§ **What to work on**: All that is required is the number of lines in this listing that hold "title".

§ **Source material**:
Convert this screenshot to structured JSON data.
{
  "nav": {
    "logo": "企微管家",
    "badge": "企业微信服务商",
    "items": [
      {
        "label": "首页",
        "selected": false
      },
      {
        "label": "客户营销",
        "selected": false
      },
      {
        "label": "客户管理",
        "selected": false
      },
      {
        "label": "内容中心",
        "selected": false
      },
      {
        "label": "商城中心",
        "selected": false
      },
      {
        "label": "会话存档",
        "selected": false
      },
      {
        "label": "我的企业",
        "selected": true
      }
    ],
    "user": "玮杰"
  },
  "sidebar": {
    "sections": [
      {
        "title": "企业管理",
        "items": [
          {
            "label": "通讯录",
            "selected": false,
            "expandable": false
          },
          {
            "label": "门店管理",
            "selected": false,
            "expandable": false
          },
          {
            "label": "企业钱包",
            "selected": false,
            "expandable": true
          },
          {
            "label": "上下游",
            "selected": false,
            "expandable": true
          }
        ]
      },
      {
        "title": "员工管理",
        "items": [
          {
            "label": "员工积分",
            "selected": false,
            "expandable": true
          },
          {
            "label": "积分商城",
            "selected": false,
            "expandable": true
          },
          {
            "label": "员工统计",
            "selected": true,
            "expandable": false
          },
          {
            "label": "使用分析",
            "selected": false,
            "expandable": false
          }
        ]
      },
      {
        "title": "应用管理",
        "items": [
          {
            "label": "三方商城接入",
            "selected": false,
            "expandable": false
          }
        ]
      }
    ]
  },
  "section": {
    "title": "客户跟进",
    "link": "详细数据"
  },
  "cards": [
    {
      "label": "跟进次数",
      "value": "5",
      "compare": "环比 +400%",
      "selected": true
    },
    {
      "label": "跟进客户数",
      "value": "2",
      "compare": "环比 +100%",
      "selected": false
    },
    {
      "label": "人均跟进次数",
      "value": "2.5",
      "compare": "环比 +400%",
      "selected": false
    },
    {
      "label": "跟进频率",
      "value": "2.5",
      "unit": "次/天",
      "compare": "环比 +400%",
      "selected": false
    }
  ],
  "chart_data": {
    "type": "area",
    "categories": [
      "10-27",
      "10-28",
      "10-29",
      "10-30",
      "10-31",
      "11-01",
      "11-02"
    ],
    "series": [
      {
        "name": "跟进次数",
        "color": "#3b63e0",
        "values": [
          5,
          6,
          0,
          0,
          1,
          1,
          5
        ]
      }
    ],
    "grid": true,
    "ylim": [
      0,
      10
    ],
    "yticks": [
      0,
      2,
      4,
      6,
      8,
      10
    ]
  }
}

§ **Exercise output**: 4